A friendly reminder to those eligible that the voting for the Aurora Awards closes this Saturday. If you’re a member of the CSFFA and haven’t voted yet, click on this link to access the ballot. Voting for the awards is done based on ranking, and voters can abstain from voting in some categories if they’d like.

If you’re in need of a refresher before voting, below is a list of all of the nominees for Best Novel, and their reviews on Northern Tomorrows:

My Real Children by Jo Walton
The Peripheral by William Gibson
The Future Falls by Tanya Huff
Echopraxia by Peter Watts
A Play of Shadow by Julie Czernada

An Ancient Peace, by Tanya Huff


An Ancient Peace, by Tanya Huff

Published October 6, 2015 by DAW

An Ancient Peace finds Tanya Huff returning to Gunnery Sargeant Torin Kerr and her team of Marines, as they continue to work to keep the Confederation safe from a new threat. This might seem a little surprising, as their last outing brought an end to the intergalactic war the Confederation was taking part in. For Torin and crew, this mostly just means the name on their paycheques have changed form the Marine Corps to the Justice Department, but otherwise things are very similar.

For a lot of series like this, that amount of similarity would be a sign that the series was starting to get stale or boring. That’s definitely not the case here, though; Huff manages to keep the story fun and engaging throughout, primarily through her ability to create interesting characters that it’s easy for the audience to empathize with. It’s clear who the villains are and who we should be cheering for, but all of the characters are given equal treatment on the characterization front.

For readers new to this series (it’s labelled as part one of the Peacemaker series, but is really a continuation of the five part Confederation series by the same author), An Ancient Peace might be the most fun you’ll have with a book this year. For entrenched fans of the series, it’s more of what you already loved, with just enough of a new direction to keep things interesting.

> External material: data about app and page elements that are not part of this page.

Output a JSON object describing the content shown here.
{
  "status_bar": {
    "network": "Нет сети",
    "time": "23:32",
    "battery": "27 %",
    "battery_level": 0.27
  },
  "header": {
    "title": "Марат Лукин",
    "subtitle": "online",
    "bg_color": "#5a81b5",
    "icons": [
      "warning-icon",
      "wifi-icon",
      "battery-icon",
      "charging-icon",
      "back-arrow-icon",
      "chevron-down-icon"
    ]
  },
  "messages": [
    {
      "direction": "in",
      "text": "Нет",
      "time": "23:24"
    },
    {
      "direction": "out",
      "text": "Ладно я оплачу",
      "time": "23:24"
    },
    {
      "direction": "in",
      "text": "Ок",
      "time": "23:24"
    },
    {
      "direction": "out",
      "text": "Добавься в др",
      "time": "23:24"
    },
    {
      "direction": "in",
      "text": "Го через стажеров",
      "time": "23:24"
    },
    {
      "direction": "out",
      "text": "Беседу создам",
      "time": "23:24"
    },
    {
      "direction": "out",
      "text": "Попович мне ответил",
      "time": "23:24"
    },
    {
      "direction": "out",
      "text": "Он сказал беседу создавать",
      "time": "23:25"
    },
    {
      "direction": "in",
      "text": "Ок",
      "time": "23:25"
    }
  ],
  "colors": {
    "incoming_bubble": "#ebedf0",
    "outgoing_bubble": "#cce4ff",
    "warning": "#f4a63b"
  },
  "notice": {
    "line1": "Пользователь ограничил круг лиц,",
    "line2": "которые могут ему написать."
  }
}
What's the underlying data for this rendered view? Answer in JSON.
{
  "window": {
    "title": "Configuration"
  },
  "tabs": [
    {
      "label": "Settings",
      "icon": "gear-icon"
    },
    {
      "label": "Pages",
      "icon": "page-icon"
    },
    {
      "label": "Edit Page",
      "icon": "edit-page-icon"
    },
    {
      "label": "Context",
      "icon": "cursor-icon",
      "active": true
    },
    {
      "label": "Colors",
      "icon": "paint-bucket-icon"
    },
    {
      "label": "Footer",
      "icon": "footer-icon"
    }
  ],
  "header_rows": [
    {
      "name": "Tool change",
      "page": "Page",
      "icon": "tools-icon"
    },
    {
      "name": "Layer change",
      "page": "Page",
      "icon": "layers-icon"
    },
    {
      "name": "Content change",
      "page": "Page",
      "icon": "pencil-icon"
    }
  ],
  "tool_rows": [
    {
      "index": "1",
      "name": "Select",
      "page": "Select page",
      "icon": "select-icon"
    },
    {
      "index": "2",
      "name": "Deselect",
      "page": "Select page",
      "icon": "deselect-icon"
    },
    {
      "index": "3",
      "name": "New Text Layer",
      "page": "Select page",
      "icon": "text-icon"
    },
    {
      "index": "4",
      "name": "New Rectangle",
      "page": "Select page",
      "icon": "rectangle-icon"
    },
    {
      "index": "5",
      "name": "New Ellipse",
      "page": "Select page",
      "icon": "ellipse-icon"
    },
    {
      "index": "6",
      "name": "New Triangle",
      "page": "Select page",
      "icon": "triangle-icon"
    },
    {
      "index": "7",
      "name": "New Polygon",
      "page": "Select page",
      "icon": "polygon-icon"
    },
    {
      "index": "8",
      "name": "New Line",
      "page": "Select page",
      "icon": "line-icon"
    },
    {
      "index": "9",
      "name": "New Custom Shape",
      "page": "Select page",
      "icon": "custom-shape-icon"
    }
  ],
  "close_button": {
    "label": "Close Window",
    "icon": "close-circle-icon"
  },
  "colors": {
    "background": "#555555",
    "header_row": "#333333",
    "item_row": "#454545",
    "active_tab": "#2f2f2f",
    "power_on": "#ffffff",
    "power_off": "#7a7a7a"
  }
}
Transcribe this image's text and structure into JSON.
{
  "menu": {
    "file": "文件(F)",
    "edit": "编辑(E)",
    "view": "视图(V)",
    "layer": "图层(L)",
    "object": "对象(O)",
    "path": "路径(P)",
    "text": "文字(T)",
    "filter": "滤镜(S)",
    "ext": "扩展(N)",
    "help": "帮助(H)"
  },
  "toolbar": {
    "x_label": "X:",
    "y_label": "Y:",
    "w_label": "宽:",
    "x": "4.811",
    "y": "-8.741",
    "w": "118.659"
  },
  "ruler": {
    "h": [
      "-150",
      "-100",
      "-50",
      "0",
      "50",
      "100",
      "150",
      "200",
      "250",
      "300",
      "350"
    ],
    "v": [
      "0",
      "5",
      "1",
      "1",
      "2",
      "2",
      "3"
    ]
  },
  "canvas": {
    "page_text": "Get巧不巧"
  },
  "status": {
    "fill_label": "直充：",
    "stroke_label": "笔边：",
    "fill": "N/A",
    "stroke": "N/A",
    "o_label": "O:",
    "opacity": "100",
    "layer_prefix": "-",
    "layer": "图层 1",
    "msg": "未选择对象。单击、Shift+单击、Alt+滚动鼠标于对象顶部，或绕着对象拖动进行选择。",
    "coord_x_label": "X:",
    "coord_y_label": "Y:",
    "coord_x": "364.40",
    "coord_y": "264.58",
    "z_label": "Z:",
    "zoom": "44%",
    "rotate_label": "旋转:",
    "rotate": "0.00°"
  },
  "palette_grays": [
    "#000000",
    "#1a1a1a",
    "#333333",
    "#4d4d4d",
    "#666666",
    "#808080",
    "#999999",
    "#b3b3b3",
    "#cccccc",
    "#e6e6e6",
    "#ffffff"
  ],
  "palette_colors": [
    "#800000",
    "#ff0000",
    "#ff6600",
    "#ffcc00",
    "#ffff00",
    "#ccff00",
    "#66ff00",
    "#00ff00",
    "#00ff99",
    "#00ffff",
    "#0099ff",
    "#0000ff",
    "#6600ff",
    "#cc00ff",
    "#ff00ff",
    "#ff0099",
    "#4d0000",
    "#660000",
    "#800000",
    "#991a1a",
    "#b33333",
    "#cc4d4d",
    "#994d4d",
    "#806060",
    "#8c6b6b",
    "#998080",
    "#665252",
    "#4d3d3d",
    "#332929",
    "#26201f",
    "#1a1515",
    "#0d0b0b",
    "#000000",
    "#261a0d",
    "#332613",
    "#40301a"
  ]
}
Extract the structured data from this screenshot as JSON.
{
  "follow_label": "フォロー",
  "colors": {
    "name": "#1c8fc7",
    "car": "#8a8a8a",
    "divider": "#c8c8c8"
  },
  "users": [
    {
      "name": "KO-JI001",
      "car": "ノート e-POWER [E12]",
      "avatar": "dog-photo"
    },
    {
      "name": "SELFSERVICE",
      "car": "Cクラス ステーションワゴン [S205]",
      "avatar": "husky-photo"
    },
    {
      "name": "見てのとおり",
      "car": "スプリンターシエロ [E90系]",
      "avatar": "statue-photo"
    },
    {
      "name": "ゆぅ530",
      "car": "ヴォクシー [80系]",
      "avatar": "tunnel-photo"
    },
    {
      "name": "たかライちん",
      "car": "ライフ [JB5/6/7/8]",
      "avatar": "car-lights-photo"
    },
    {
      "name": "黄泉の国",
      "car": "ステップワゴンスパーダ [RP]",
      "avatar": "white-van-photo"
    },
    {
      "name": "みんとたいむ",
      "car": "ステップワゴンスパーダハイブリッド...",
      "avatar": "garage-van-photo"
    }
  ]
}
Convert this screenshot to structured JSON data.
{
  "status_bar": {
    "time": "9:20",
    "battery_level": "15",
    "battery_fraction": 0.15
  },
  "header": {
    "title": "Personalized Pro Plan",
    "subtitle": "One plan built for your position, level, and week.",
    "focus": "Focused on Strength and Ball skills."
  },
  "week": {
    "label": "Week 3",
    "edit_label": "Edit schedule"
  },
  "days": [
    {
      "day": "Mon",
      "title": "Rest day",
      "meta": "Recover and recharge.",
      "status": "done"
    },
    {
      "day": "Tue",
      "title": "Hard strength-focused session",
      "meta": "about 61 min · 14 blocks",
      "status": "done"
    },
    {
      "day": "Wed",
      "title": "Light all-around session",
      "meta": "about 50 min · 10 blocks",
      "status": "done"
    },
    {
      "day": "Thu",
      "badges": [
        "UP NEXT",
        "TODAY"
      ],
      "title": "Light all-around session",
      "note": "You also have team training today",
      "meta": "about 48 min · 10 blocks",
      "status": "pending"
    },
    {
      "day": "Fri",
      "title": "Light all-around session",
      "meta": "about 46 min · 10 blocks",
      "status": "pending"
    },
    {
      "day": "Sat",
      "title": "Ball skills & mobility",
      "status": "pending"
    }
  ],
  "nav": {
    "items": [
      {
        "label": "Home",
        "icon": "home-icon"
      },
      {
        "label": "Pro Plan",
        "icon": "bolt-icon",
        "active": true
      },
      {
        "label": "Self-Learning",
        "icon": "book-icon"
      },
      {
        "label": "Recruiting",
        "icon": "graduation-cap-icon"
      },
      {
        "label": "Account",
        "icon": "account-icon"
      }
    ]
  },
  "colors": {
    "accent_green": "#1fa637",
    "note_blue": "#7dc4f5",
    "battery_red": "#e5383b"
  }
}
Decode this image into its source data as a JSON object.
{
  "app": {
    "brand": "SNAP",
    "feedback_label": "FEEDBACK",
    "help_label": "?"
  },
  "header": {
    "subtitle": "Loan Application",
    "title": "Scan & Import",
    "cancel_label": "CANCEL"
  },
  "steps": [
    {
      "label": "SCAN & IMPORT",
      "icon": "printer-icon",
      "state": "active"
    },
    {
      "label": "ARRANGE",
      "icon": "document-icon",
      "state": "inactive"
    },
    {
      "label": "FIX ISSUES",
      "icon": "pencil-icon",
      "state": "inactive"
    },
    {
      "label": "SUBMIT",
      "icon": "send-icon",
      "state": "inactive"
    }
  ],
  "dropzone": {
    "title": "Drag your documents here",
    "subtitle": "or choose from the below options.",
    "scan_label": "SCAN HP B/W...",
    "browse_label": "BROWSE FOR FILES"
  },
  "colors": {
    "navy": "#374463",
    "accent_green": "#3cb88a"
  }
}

(editorial note: a special thanks to the folks at Penguin Publishing Group for providing a copy of this book for review)